Simply put, while the Yankees were trying to beat the Rays at Tropicana Field, getting a victory in game No. 162 was not as important to them as having a rested relief staff for Game 1 of the American League Division Series.

"I was trying to win the game," Girardi said. "I had three left-handers, [Aaron Laffey, Boone Logan and Raul Valdes]. They had a number of left-handers together, and it worked very well until the eighth inning. That's when it seemed to unravel."

A six-run eighth inning set up Dan Johnson's game-tying home run in the ninth inning, and Evan Longoria took Scott Proctor deep in the 12th inning to lock up the AL Wild Card for the Rays, eight minutes after the Red Sox were stunned by the Orioles in Baltimore.

Girardi held firm in making sure that Rafael Soriano, David Robertson and Mariano Rivera would be idle observers to a memorable night, eyeing Thursday as the only off-day before the ALDS.

"You may ask them to go multiple innings at any point in these first two days, [and] you would be pitching them three out of four days if they get in both games," Girardi said. "That's not something I can jeopardize. My first responsibility is to our team.

"We did everything we could to win that game. It wasn't like I stuck a rookie in there and just left him in there for seven innings. [Dellin Betances] got through the two innings, and then I went to work mixing and matching the rest of the game."

Jeter can relate to Red Sox's position

NEW YORK -- The 2011 Red Sox were billed as the cream of the American League East and will be remembered for the worst September collapse in the history of the game.

Derek Jeter took it all in on a television set at Tropicana Field late on Wednesday night, then watched from the visitors' dugout as the Rays secured the AL Wild Card.

Jeter's initial response was: Just when you think you've seen it all ...

"Anything can happen," Jeter said. "We were beating Boston three games to nothing in the [2004] playoffs and lost to them, and everyone said it'd never happened before, it was the biggest collapse in history. That's why you play the games.

"That's why you can't sit down and map stuff out on paper and put numbers down into the computer to figure out what's going to happen. You play the games."

While Jeter didn't go as far to say he felt sympathetic to the Red Sox's plight, he understood their position to some extent.

"I've been on teams similar to what Boston was, and sometimes getting into the playoffs the last month of the season is the most difficult thing to do," Jeter said. "It's not as easy as people may think it is."

Bombers bits

• Yankees catcher Jesus Montero has a bruise on the ring and pinky fingers of his throwing (right) hand, but he should be fine to play in the American League Division Series, if needed. If he appears, Montero will become the youngest Yankee to see playoff action since 19-year-old Tommy Carroll in 1955 against the Dodgers.

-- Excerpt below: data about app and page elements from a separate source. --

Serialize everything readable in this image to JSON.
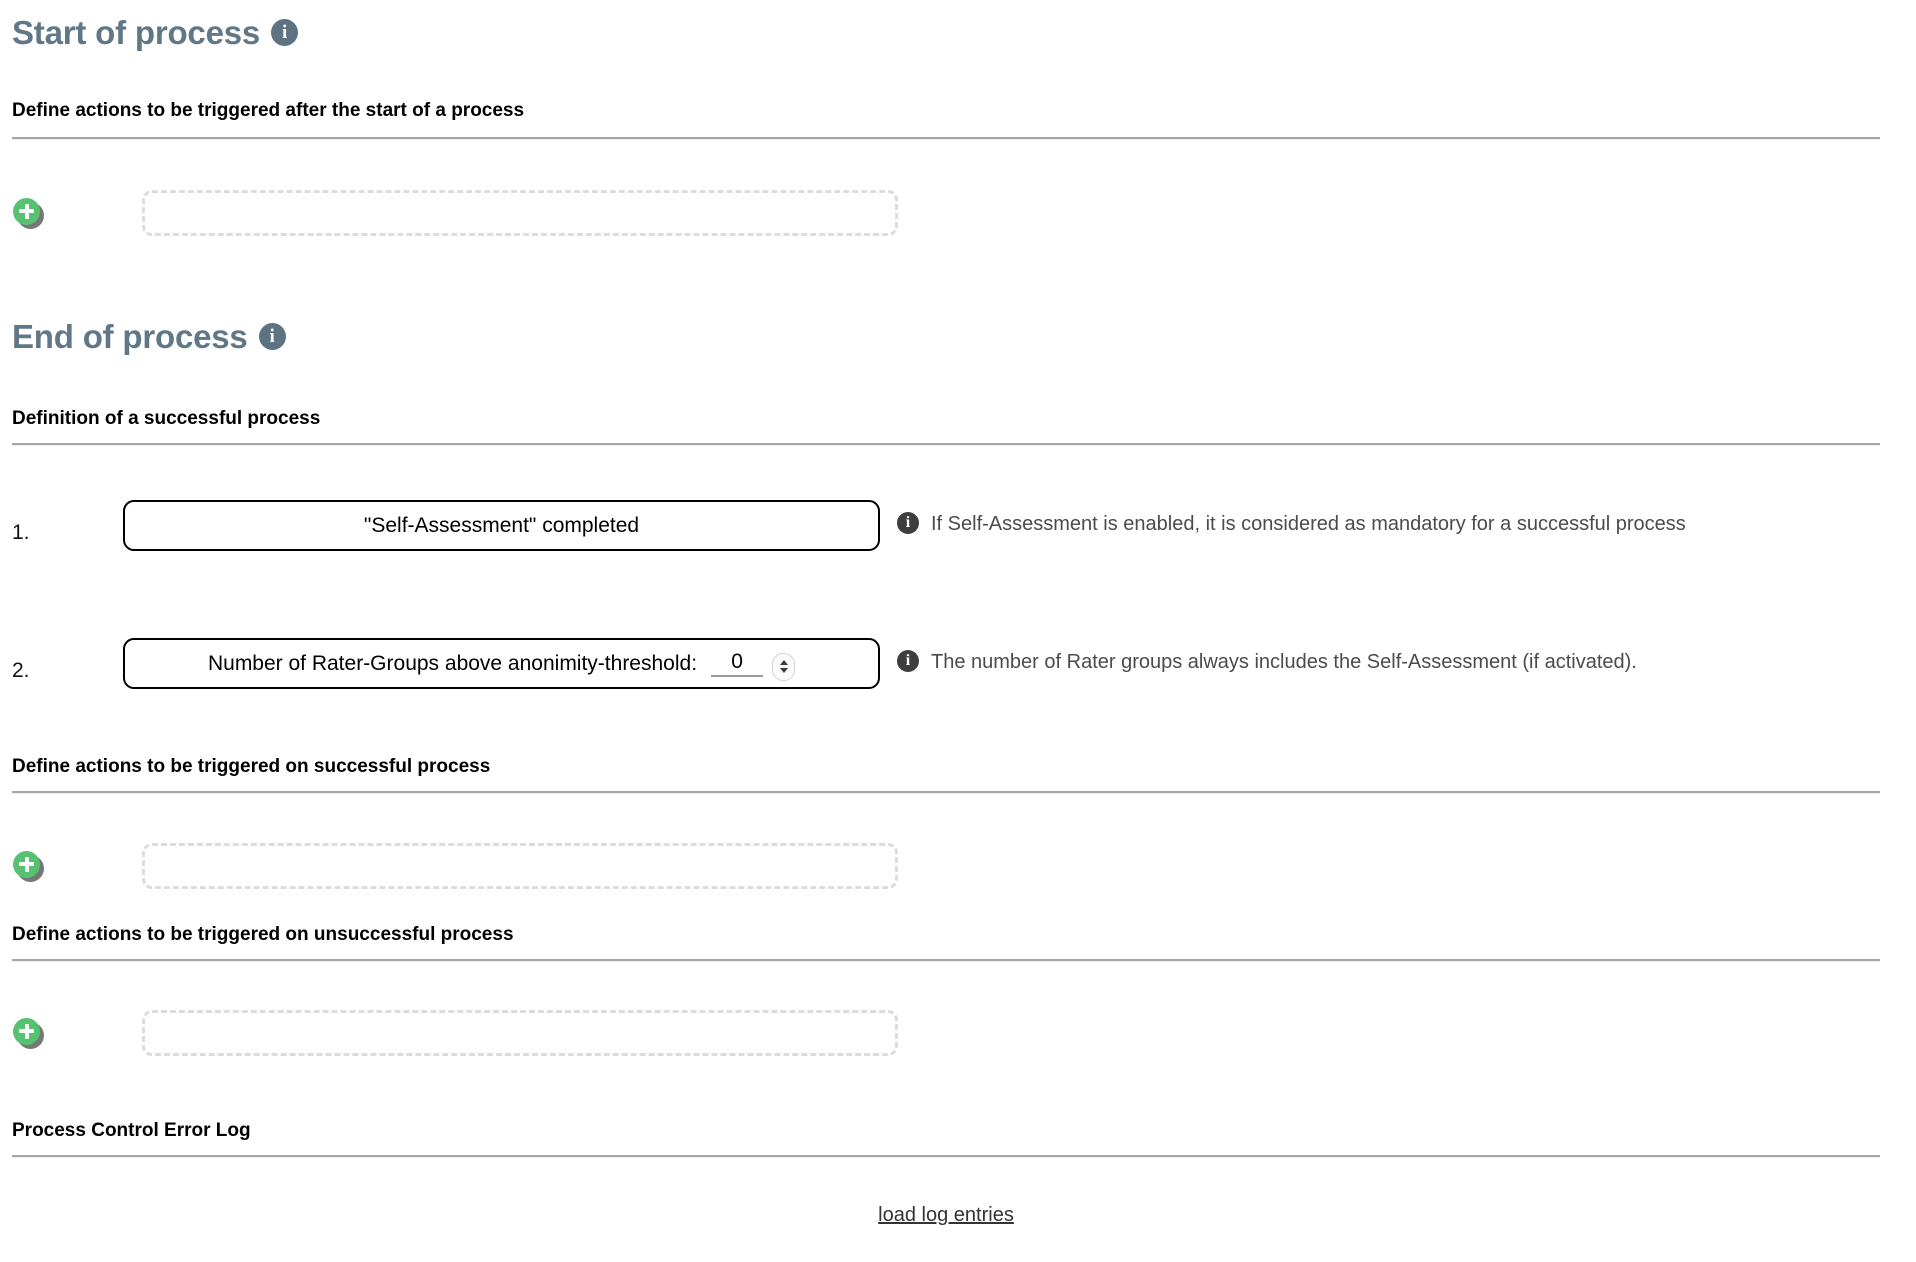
{
  "sections": [
    {
      "id": "start-of-process",
      "title": "Start of process",
      "info_icon": "info-icon",
      "info_glyph": "i",
      "sub_head": "Define actions to be triggered after the start of a process",
      "add_button_label": "add-action",
      "drop_zone_label": ""
    },
    {
      "id": "end-of-process",
      "title": "End of process",
      "info_icon": "info-icon",
      "info_glyph": "i",
      "sub_head": "Definition of a successful process"
    }
  ],
  "criteria": [
    {
      "number": "1.",
      "label": "\"Self-Assessment\" completed",
      "hint": "If Self-Assessment is enabled, it is considered as mandatory for a successful process",
      "hint_icon": "info-icon",
      "hint_glyph": "i"
    },
    {
      "number": "2.",
      "label": "Number of Rater-Groups above anonimity-threshold:",
      "value": "0",
      "spinner_up": "chevron-up-icon",
      "spinner_down": "chevron-down-icon",
      "hint": "The number of Rater groups always includes the Self-Assessment (if activated).",
      "hint_icon": "info-icon",
      "hint_glyph": "i"
    }
  ],
  "action_blocks": [
    {
      "id": "successful-process-actions",
      "sub_head": "Define actions to be triggered on successful process",
      "add_button_label": "add-action"
    },
    {
      "id": "unsuccessful-process-actions",
      "sub_head": "Define actions to be triggered on unsuccessful process",
      "add_button_label": "add-action"
    }
  ],
  "error_log": {
    "sub_head": "Process Control Error Log",
    "load_link": "load log entries"
  },
  "colors": {
    "heading": "#607787",
    "info_icon_large": "#5d7382",
    "info_icon_small": "#3e3e3e",
    "add_button": "#56c271",
    "rule": "#a6a6a6",
    "drop_zone_border": "#dcdcdc"
  }
}
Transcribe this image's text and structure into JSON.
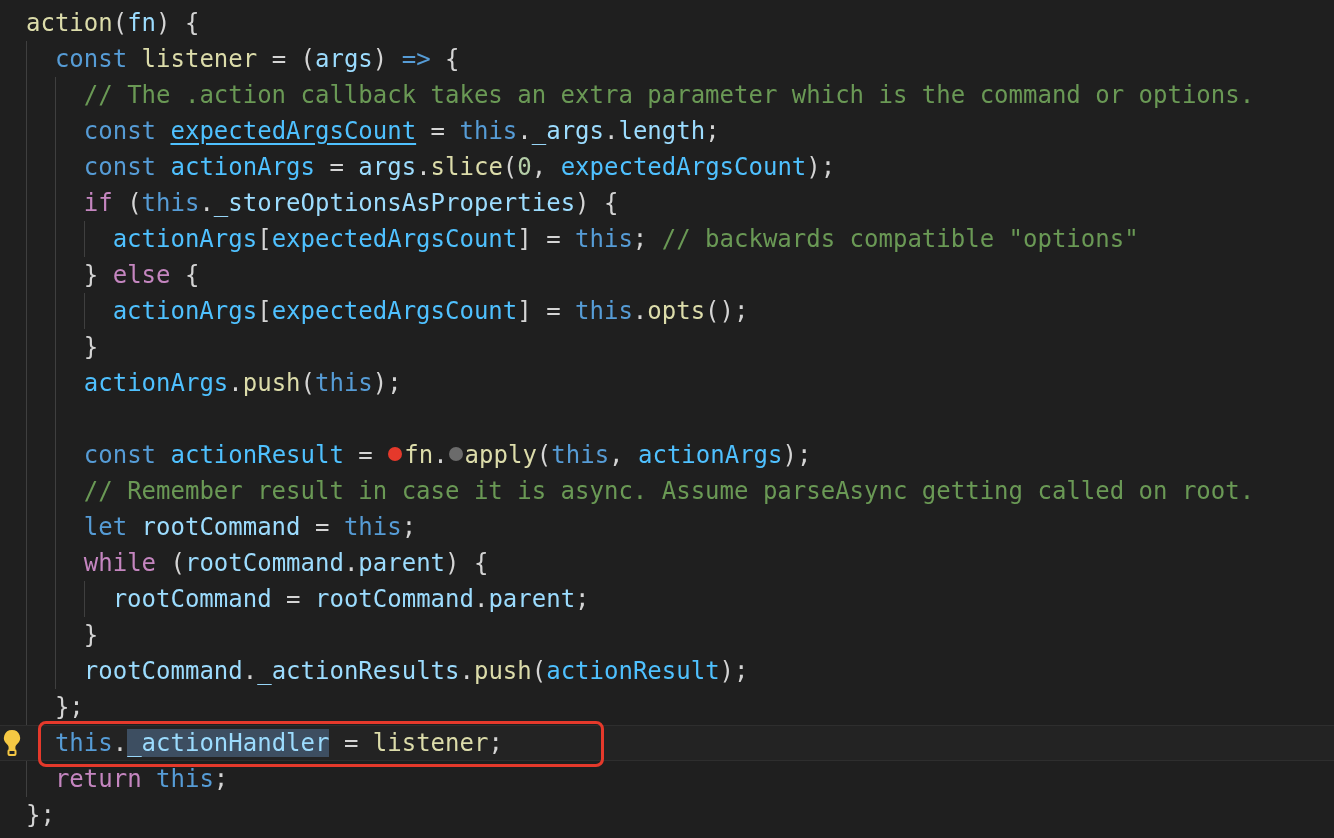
{
  "editor": {
    "lines": [
      {
        "tokens": [
          {
            "text": "action",
            "kind": "fn"
          },
          {
            "text": "(",
            "kind": "punc"
          },
          {
            "text": "fn",
            "kind": "var"
          },
          {
            "text": ") {",
            "kind": "punc"
          }
        ],
        "children": [
          {
            "tokens": [
              {
                "text": "const ",
                "kind": "kw"
              },
              {
                "text": "listener",
                "kind": "fn"
              },
              {
                "text": " = (",
                "kind": "punc"
              },
              {
                "text": "args",
                "kind": "var"
              },
              {
                "text": ") ",
                "kind": "punc"
              },
              {
                "text": "=>",
                "kind": "kw"
              },
              {
                "text": " {",
                "kind": "punc"
              }
            ],
            "children": [
              {
                "tokens": [
                  {
                    "text": "// The .action callback takes an extra parameter which is the command or options.",
                    "kind": "cmt"
                  }
                ]
              },
              {
                "tokens": [
                  {
                    "text": "const ",
                    "kind": "kw"
                  },
                  {
                    "text": "expectedArgsCount",
                    "kind": "const",
                    "underlined": true
                  },
                  {
                    "text": " = ",
                    "kind": "punc"
                  },
                  {
                    "text": "this",
                    "kind": "kw"
                  },
                  {
                    "text": ".",
                    "kind": "punc"
                  },
                  {
                    "text": "_args",
                    "kind": "var"
                  },
                  {
                    "text": ".",
                    "kind": "punc"
                  },
                  {
                    "text": "length",
                    "kind": "var"
                  },
                  {
                    "text": ";",
                    "kind": "punc"
                  }
                ]
              },
              {
                "tokens": [
                  {
                    "text": "const ",
                    "kind": "kw"
                  },
                  {
                    "text": "actionArgs",
                    "kind": "const"
                  },
                  {
                    "text": " = ",
                    "kind": "punc"
                  },
                  {
                    "text": "args",
                    "kind": "var"
                  },
                  {
                    "text": ".",
                    "kind": "punc"
                  },
                  {
                    "text": "slice",
                    "kind": "fn"
                  },
                  {
                    "text": "(",
                    "kind": "punc"
                  },
                  {
                    "text": "0",
                    "kind": "num"
                  },
                  {
                    "text": ", ",
                    "kind": "punc"
                  },
                  {
                    "text": "expectedArgsCount",
                    "kind": "const"
                  },
                  {
                    "text": ");",
                    "kind": "punc"
                  }
                ]
              },
              {
                "tokens": [
                  {
                    "text": "if",
                    "kind": "ctl"
                  },
                  {
                    "text": " (",
                    "kind": "punc"
                  },
                  {
                    "text": "this",
                    "kind": "kw"
                  },
                  {
                    "text": ".",
                    "kind": "punc"
                  },
                  {
                    "text": "_storeOptionsAsProperties",
                    "kind": "var"
                  },
                  {
                    "text": ") {",
                    "kind": "punc"
                  }
                ],
                "children": [
                  {
                    "tokens": [
                      {
                        "text": "actionArgs",
                        "kind": "const"
                      },
                      {
                        "text": "[",
                        "kind": "punc"
                      },
                      {
                        "text": "expectedArgsCount",
                        "kind": "const"
                      },
                      {
                        "text": "] = ",
                        "kind": "punc"
                      },
                      {
                        "text": "this",
                        "kind": "kw"
                      },
                      {
                        "text": "; ",
                        "kind": "punc"
                      },
                      {
                        "text": "// backwards compatible \"options\"",
                        "kind": "cmt"
                      }
                    ]
                  }
                ]
              },
              {
                "tokens": [
                  {
                    "text": "} ",
                    "kind": "punc"
                  },
                  {
                    "text": "else",
                    "kind": "ctl"
                  },
                  {
                    "text": " {",
                    "kind": "punc"
                  }
                ],
                "children": [
                  {
                    "tokens": [
                      {
                        "text": "actionArgs",
                        "kind": "const"
                      },
                      {
                        "text": "[",
                        "kind": "punc"
                      },
                      {
                        "text": "expectedArgsCount",
                        "kind": "const"
                      },
                      {
                        "text": "] = ",
                        "kind": "punc"
                      },
                      {
                        "text": "this",
                        "kind": "kw"
                      },
                      {
                        "text": ".",
                        "kind": "punc"
                      },
                      {
                        "text": "opts",
                        "kind": "fn"
                      },
                      {
                        "text": "();",
                        "kind": "punc"
                      }
                    ]
                  }
                ]
              },
              {
                "tokens": [
                  {
                    "text": "}",
                    "kind": "punc"
                  }
                ]
              },
              {
                "tokens": [
                  {
                    "text": "actionArgs",
                    "kind": "const"
                  },
                  {
                    "text": ".",
                    "kind": "punc"
                  },
                  {
                    "text": "push",
                    "kind": "fn"
                  },
                  {
                    "text": "(",
                    "kind": "punc"
                  },
                  {
                    "text": "this",
                    "kind": "kw"
                  },
                  {
                    "text": ");",
                    "kind": "punc"
                  }
                ]
              },
              {
                "blank": true
              },
              {
                "tokens": [
                  {
                    "text": "const ",
                    "kind": "kw"
                  },
                  {
                    "text": "actionResult",
                    "kind": "const"
                  },
                  {
                    "text": " = ",
                    "kind": "punc"
                  },
                  {
                    "kind": "marker",
                    "color": "#e5392b"
                  },
                  {
                    "text": "fn",
                    "kind": "fn"
                  },
                  {
                    "text": ".",
                    "kind": "punc"
                  },
                  {
                    "kind": "marker",
                    "color": "#6b6b6b"
                  },
                  {
                    "text": "apply",
                    "kind": "fn"
                  },
                  {
                    "text": "(",
                    "kind": "punc"
                  },
                  {
                    "text": "this",
                    "kind": "kw"
                  },
                  {
                    "text": ", ",
                    "kind": "punc"
                  },
                  {
                    "text": "actionArgs",
                    "kind": "const"
                  },
                  {
                    "text": ");",
                    "kind": "punc"
                  }
                ]
              },
              {
                "tokens": [
                  {
                    "text": "// Remember result in case it is async. Assume parseAsync getting called on root.",
                    "kind": "cmt"
                  }
                ]
              },
              {
                "tokens": [
                  {
                    "text": "let ",
                    "kind": "kw"
                  },
                  {
                    "text": "rootCommand",
                    "kind": "var"
                  },
                  {
                    "text": " = ",
                    "kind": "punc"
                  },
                  {
                    "text": "this",
                    "kind": "kw"
                  },
                  {
                    "text": ";",
                    "kind": "punc"
                  }
                ]
              },
              {
                "tokens": [
                  {
                    "text": "while",
                    "kind": "ctl"
                  },
                  {
                    "text": " (",
                    "kind": "punc"
                  },
                  {
                    "text": "rootCommand",
                    "kind": "var"
                  },
                  {
                    "text": ".",
                    "kind": "punc"
                  },
                  {
                    "text": "parent",
                    "kind": "var"
                  },
                  {
                    "text": ") {",
                    "kind": "punc"
                  }
                ],
                "children": [
                  {
                    "tokens": [
                      {
                        "text": "rootCommand",
                        "kind": "var"
                      },
                      {
                        "text": " = ",
                        "kind": "punc"
                      },
                      {
                        "text": "rootCommand",
                        "kind": "var"
                      },
                      {
                        "text": ".",
                        "kind": "punc"
                      },
                      {
                        "text": "parent",
                        "kind": "var"
                      },
                      {
                        "text": ";",
                        "kind": "punc"
                      }
                    ]
                  }
                ]
              },
              {
                "tokens": [
                  {
                    "text": "}",
                    "kind": "punc"
                  }
                ]
              },
              {
                "tokens": [
                  {
                    "text": "rootCommand",
                    "kind": "var"
                  },
                  {
                    "text": ".",
                    "kind": "punc"
                  },
                  {
                    "text": "_actionResults",
                    "kind": "var"
                  },
                  {
                    "text": ".",
                    "kind": "punc"
                  },
                  {
                    "text": "push",
                    "kind": "fn"
                  },
                  {
                    "text": "(",
                    "kind": "punc"
                  },
                  {
                    "text": "actionResult",
                    "kind": "const"
                  },
                  {
                    "text": ");",
                    "kind": "punc"
                  }
                ]
              }
            ]
          },
          {
            "tokens": [
              {
                "text": "};",
                "kind": "punc"
              }
            ]
          },
          {
            "current": true,
            "lightbulb": true,
            "annotated": true,
            "tokens": [
              {
                "text": "this",
                "kind": "kw",
                "selected": false
              },
              {
                "text": ".",
                "kind": "punc",
                "selected": false
              },
              {
                "text": "_actionHandler",
                "kind": "var",
                "selected": true
              },
              {
                "text": " = ",
                "kind": "punc",
                "selected": false
              },
              {
                "text": "listener",
                "kind": "fn",
                "selected": false
              },
              {
                "text": ";",
                "kind": "punc",
                "selected": false
              }
            ]
          },
          {
            "tokens": [
              {
                "text": "return ",
                "kind": "ctl"
              },
              {
                "text": "this",
                "kind": "kw"
              },
              {
                "text": ";",
                "kind": "punc"
              }
            ]
          }
        ]
      },
      {
        "tokens": [
          {
            "text": "};",
            "kind": "punc"
          }
        ]
      }
    ]
  }
}
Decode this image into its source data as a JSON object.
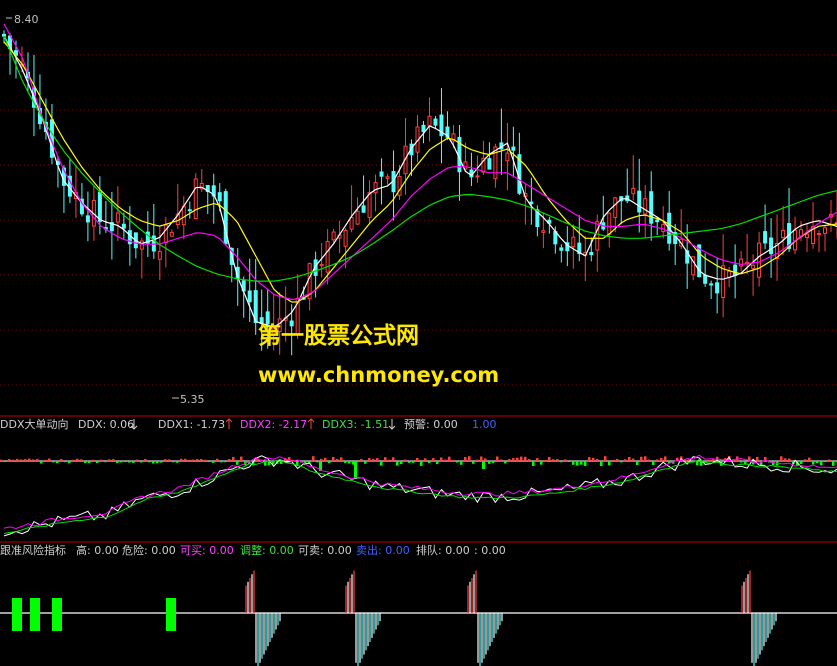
{
  "watermark": {
    "line1": "第一股票公式网",
    "line2": "www.chnmoney.com"
  },
  "price_panel": {
    "high_label": "8.40",
    "low_label": "5.35"
  },
  "ddx_panel": {
    "name": "DDX大单动向",
    "ddx": "DDX: 0.06",
    "ddx1": "DDX1: -1.73",
    "ddx2": "DDX2: -2.17",
    "ddx3": "DDX3: -1.51",
    "warn": "预警: 0.00",
    "extra": "1.00"
  },
  "risk_panel": {
    "name": "跟准风险指标",
    "high": "高: 0.00",
    "danger": "危险: 0.00",
    "buyable": "可买: 0.00",
    "adjust": "调整: 0.00",
    "sellable": "可卖: 0.00",
    "sellout": "卖出: 0.00",
    "queue": "排队: 0.00",
    "extra": ": 0.00"
  },
  "colors": {
    "up": "#FF4040",
    "down": "#54FCFC",
    "ma_white": "#FFFFFF",
    "ma_yellow": "#FFFF00",
    "ma_magenta": "#FF00FF",
    "ma_green": "#00E000",
    "grid": "#800000",
    "bar_green": "#00FF00"
  },
  "chart_data": [
    {
      "type": "candlestick",
      "ylim": [
        5.2,
        8.5
      ],
      "price_markers": [
        {
          "label": "8.40",
          "value": 8.4
        },
        {
          "label": "5.35",
          "value": 5.35
        }
      ],
      "series": [
        {
          "values": [
            8.3,
            8.0,
            7.6,
            7.1,
            6.9,
            6.75,
            6.7,
            6.55,
            6.6,
            6.8,
            7.05,
            6.95,
            6.3,
            5.9,
            5.85,
            6.0,
            6.35,
            6.55,
            6.8,
            7.0,
            7.05,
            7.35,
            7.55,
            7.45,
            7.1,
            7.3,
            7.4,
            6.9,
            6.75,
            6.55,
            6.45,
            6.8,
            6.95,
            6.85,
            6.75,
            6.55,
            6.3,
            6.25,
            6.3,
            6.45,
            6.55,
            6.7,
            6.75,
            6.7
          ]
        },
        {
          "values": [
            8.25,
            8.05,
            7.75,
            7.45,
            7.2,
            7.0,
            6.85,
            6.75,
            6.7,
            6.75,
            6.85,
            6.9,
            6.75,
            6.45,
            6.15,
            6.05,
            6.15,
            6.35,
            6.55,
            6.75,
            6.9,
            7.15,
            7.35,
            7.45,
            7.35,
            7.3,
            7.35,
            7.2,
            6.95,
            6.75,
            6.6,
            6.6,
            6.75,
            6.8,
            6.75,
            6.65,
            6.45,
            6.35,
            6.3,
            6.35,
            6.45,
            6.6,
            6.7,
            6.72
          ]
        },
        {
          "values": [
            8.4,
            8.1,
            7.6,
            7.2,
            6.9,
            6.7,
            6.6,
            6.55,
            6.55,
            6.6,
            6.65,
            6.62,
            6.45,
            6.25,
            6.12,
            6.08,
            6.15,
            6.3,
            6.45,
            6.6,
            6.75,
            6.95,
            7.1,
            7.2,
            7.2,
            7.15,
            7.15,
            7.05,
            6.95,
            6.85,
            6.75,
            6.7,
            6.7,
            6.72,
            6.68,
            6.6,
            6.5,
            6.42,
            6.38,
            6.4,
            6.48,
            6.6,
            6.72,
            6.82
          ]
        },
        {
          "values": [
            8.3,
            7.9,
            7.6,
            7.35,
            7.15,
            6.98,
            6.82,
            6.68,
            6.55,
            6.45,
            6.36,
            6.3,
            6.26,
            6.24,
            6.24,
            6.27,
            6.32,
            6.38,
            6.45,
            6.55,
            6.66,
            6.78,
            6.88,
            6.95,
            6.97,
            6.95,
            6.92,
            6.87,
            6.8,
            6.73,
            6.66,
            6.62,
            6.6,
            6.6,
            6.62,
            6.64,
            6.66,
            6.68,
            6.72,
            6.78,
            6.84,
            6.9,
            6.96,
            7.0
          ]
        }
      ]
    }
  ]
}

• Third baseman Brandon Laird (Triple-A Scranton/Wilkes-Barre) and left fielder Austin Krum (Double-A Trenton, Triple-A) have been honored with Minor League Baseball Gold Glove Awards by Rawlings. One award is presented for each position spanning all of the Minor League levels.

• The Yankees have swept each of their last two ALDS matchups, both against the Twins, and their six-game ALDS winning streak is tied for the longest in history. New York finished the regular season by winning 12 of 15 at Yankee Stadium.

Bryan Hoch is a reporter for MLB.com. Follow him on Twitter @bryanhoch and read his MLBlog, Bombers Beat. This story was not subject to the approval of Major League Baseball or its clubs.